Extracted information: Begin

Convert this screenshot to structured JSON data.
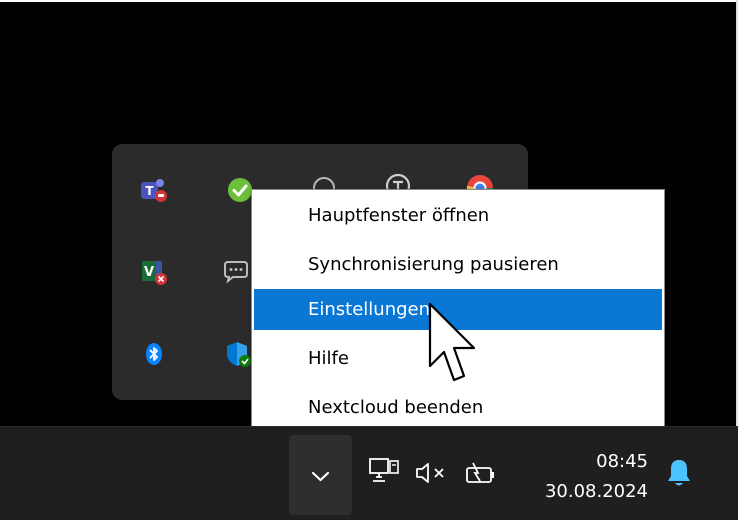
{
  "context_menu": {
    "items": [
      {
        "label": "Hauptfenster öffnen",
        "highlighted": false
      },
      {
        "label": "Synchronisierung pausieren",
        "highlighted": false
      },
      {
        "label": "Einstellungen",
        "highlighted": true
      },
      {
        "label": "Hilfe",
        "highlighted": false
      },
      {
        "label": "Nextcloud beenden",
        "highlighted": false
      }
    ]
  },
  "tray_icons": [
    "teams-icon",
    "checkmark-sync-icon",
    "webcam-icon",
    "vpn-icon",
    "chrome-icon",
    "visio-icon",
    "chat-icon",
    "bluetooth-icon",
    "defender-shield-icon"
  ],
  "taskbar": {
    "time": "08:45",
    "date": "30.08.2024"
  },
  "colors": {
    "highlight": "#0a77d4",
    "taskbar": "#1f1f1f",
    "flyout": "#2b2b2b",
    "bell": "#4cc2ff"
  }
}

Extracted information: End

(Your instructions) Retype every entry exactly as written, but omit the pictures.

(Exercise result)
Convert this screenshot to structured JSON data.
{
  "context_menu": {
    "items": [
      {
        "label": "Hauptfenster öffnen",
        "highlighted": false
      },
      {
        "label": "Synchronisierung pausieren",
        "highlighted": false
      },
      {
        "label": "Einstellungen",
        "highlighted": true
      },
      {
        "label": "Hilfe",
        "highlighted": false
      },
      {
        "label": "Nextcloud beenden",
        "highlighted": false
      }
    ]
  },
  "tray_icons": [
    "teams-icon",
    "checkmark-sync-icon",
    "webcam-icon",
    "vpn-icon",
    "chrome-icon",
    "visio-icon",
    "chat-icon",
    "bluetooth-icon",
    "defender-shield-icon"
  ],
  "taskbar": {
    "time": "08:45",
    "date": "30.08.2024"
  },
  "colors": {
    "highlight": "#0a77d4",
    "taskbar": "#1f1f1f",
    "flyout": "#2b2b2b",
    "bell": "#4cc2ff"
  }
}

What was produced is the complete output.